Task prompt
If a line in the data has the string "JSON", please show it.

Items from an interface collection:
***

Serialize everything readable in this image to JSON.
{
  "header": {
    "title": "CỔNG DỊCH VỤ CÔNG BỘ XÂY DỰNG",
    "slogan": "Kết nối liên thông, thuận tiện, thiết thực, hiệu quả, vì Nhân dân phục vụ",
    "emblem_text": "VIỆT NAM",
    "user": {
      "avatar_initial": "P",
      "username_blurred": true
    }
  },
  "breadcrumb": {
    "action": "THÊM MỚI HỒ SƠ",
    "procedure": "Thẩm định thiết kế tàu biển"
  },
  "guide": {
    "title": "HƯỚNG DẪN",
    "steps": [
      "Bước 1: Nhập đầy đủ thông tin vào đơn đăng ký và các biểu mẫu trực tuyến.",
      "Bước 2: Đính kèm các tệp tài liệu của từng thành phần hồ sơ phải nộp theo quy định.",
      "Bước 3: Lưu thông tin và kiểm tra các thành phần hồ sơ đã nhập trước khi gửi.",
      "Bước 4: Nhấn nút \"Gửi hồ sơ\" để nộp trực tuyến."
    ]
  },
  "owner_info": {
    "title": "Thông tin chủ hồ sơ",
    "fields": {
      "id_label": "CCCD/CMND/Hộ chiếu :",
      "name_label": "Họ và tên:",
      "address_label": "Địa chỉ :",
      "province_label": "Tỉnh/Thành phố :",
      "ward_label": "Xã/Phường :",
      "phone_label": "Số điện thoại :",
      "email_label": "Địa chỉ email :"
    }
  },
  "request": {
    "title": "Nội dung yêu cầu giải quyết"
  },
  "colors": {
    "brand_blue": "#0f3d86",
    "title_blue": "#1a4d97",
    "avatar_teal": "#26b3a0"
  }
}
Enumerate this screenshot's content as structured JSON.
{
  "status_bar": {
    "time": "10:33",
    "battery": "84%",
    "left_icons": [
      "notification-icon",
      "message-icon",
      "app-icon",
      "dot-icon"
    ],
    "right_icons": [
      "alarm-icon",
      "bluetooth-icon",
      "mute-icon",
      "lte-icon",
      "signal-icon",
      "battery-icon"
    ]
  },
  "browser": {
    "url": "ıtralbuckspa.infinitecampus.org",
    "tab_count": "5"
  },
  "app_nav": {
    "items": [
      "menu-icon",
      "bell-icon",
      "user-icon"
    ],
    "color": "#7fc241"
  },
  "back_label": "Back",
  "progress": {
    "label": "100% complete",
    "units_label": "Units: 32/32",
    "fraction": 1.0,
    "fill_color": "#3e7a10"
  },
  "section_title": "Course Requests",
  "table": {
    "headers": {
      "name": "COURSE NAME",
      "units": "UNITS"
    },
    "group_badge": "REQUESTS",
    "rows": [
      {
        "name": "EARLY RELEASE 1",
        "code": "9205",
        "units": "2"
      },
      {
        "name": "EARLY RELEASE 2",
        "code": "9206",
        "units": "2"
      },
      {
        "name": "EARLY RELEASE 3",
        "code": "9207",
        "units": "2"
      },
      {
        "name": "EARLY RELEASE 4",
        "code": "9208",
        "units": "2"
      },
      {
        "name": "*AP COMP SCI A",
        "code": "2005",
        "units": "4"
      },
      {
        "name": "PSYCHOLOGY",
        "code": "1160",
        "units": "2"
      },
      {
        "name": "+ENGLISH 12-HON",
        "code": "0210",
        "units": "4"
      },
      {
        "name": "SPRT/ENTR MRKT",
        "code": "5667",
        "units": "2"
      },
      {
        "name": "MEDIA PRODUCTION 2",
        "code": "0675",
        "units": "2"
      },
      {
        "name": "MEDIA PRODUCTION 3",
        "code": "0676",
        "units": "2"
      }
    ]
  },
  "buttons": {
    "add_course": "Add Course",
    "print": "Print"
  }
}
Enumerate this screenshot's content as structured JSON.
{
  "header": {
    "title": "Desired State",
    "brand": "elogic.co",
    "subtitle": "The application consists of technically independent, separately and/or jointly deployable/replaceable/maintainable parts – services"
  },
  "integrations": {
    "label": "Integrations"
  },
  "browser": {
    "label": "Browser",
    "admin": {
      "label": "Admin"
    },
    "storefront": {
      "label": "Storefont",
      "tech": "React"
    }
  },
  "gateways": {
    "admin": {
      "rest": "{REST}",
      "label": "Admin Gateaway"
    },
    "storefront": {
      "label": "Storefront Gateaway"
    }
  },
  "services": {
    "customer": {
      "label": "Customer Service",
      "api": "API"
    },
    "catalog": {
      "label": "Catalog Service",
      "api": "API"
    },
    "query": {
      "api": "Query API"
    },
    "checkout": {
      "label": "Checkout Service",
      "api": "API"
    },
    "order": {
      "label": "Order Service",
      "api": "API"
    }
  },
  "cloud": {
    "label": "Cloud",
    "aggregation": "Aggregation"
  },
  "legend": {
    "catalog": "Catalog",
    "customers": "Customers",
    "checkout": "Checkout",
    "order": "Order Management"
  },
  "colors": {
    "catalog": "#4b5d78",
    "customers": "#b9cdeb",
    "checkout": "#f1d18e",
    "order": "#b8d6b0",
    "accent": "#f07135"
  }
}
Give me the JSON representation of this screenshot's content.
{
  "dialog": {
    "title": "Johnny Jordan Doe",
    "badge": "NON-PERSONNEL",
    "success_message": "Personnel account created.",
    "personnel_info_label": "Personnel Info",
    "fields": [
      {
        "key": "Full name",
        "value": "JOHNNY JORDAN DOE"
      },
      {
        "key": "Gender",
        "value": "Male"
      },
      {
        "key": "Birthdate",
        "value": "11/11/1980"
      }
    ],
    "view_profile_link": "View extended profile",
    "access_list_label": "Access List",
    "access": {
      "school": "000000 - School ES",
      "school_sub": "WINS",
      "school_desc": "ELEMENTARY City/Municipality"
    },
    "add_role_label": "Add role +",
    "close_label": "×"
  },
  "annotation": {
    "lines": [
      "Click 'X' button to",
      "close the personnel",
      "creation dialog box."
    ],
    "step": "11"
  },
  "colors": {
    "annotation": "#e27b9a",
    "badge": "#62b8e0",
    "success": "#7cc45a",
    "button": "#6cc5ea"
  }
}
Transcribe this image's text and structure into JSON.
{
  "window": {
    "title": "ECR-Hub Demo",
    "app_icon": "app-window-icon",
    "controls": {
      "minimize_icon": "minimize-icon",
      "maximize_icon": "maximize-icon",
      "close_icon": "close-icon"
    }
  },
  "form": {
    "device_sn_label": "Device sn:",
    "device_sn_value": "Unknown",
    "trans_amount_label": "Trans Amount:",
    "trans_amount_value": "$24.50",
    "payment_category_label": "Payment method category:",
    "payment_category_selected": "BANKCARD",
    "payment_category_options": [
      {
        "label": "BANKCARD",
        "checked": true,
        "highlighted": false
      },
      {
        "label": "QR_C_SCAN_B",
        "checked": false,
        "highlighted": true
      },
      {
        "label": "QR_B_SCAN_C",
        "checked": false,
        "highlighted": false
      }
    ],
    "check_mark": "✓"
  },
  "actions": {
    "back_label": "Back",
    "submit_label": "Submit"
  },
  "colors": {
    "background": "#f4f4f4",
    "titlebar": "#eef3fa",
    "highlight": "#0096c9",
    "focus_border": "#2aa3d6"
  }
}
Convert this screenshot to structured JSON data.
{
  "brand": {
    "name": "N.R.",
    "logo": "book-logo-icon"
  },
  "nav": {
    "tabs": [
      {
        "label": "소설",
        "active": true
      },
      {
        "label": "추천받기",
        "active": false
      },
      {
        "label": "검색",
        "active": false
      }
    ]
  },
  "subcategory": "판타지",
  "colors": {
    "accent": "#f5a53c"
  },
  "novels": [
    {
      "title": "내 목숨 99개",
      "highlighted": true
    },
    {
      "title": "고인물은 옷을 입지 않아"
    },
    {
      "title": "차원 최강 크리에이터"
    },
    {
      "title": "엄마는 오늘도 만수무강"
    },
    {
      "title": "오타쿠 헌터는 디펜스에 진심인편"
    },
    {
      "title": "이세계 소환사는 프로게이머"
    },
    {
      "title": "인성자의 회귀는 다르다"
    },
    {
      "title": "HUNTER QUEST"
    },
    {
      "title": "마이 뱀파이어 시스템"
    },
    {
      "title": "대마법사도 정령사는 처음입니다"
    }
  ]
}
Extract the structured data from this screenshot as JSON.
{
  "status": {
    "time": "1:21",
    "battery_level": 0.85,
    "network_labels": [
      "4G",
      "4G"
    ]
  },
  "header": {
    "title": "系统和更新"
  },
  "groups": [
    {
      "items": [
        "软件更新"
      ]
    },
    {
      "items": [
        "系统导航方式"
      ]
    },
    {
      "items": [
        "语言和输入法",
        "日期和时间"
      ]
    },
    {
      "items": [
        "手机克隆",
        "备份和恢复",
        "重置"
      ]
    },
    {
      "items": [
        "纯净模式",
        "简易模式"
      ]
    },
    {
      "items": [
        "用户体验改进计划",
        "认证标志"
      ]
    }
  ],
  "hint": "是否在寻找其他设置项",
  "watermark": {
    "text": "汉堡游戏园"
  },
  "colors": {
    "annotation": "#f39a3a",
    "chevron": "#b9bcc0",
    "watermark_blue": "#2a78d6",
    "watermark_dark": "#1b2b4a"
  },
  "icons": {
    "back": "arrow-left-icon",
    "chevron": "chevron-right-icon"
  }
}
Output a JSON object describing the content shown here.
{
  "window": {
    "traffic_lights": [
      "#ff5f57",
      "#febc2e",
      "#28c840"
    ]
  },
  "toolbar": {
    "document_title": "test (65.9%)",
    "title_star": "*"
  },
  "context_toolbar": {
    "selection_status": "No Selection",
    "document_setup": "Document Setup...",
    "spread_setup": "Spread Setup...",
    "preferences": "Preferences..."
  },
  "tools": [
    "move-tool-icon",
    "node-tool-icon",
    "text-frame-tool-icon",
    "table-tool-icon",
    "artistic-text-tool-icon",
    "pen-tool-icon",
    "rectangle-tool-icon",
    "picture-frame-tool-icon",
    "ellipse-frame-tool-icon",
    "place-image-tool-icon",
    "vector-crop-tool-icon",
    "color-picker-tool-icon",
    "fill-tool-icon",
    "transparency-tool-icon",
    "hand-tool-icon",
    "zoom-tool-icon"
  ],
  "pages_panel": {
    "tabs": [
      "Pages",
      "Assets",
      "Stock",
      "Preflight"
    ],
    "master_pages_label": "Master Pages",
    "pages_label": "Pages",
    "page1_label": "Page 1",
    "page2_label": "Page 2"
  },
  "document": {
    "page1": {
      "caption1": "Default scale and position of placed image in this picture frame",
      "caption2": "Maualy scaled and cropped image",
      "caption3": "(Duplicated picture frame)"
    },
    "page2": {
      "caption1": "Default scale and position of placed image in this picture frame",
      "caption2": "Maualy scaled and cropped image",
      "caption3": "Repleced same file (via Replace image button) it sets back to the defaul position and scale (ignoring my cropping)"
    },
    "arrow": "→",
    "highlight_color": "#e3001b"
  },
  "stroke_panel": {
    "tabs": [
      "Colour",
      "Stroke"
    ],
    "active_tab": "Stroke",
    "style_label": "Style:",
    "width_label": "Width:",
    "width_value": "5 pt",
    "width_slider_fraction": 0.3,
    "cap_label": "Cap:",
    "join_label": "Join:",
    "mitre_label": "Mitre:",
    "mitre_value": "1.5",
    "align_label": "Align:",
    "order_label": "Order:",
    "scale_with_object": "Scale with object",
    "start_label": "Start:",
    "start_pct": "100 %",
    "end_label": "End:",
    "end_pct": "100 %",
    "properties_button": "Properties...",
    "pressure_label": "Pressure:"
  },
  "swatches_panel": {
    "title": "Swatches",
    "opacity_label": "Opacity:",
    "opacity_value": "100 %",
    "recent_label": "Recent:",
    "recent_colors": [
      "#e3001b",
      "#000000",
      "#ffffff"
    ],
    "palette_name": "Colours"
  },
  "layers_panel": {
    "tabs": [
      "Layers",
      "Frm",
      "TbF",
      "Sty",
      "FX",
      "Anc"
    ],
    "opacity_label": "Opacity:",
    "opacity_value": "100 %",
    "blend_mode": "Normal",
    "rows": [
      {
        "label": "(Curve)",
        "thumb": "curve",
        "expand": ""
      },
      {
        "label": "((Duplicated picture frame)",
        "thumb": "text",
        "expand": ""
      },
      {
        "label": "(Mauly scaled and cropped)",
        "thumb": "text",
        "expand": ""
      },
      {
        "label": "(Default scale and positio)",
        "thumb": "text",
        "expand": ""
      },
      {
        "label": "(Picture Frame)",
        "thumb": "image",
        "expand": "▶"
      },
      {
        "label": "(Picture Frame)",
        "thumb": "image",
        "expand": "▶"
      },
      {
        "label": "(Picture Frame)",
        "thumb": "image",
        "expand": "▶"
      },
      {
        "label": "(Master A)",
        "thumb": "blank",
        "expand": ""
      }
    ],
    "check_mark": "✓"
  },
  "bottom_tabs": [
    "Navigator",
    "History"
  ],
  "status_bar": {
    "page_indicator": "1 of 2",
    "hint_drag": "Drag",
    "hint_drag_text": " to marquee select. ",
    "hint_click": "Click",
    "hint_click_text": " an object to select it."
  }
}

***

Output below
Serialize everything readable in this image to JSON.
Enumerate this screenshot's content as structured JSON.
Enumerate this screenshot's content as structured JSON.
Give me the JSON representation of this screenshot's content.
Transcribe this image's text and structure into JSON.
Convert this screenshot to structured JSON data.
Extract the structured data from this screenshot as JSON.
Output a JSON object describing the content shown here.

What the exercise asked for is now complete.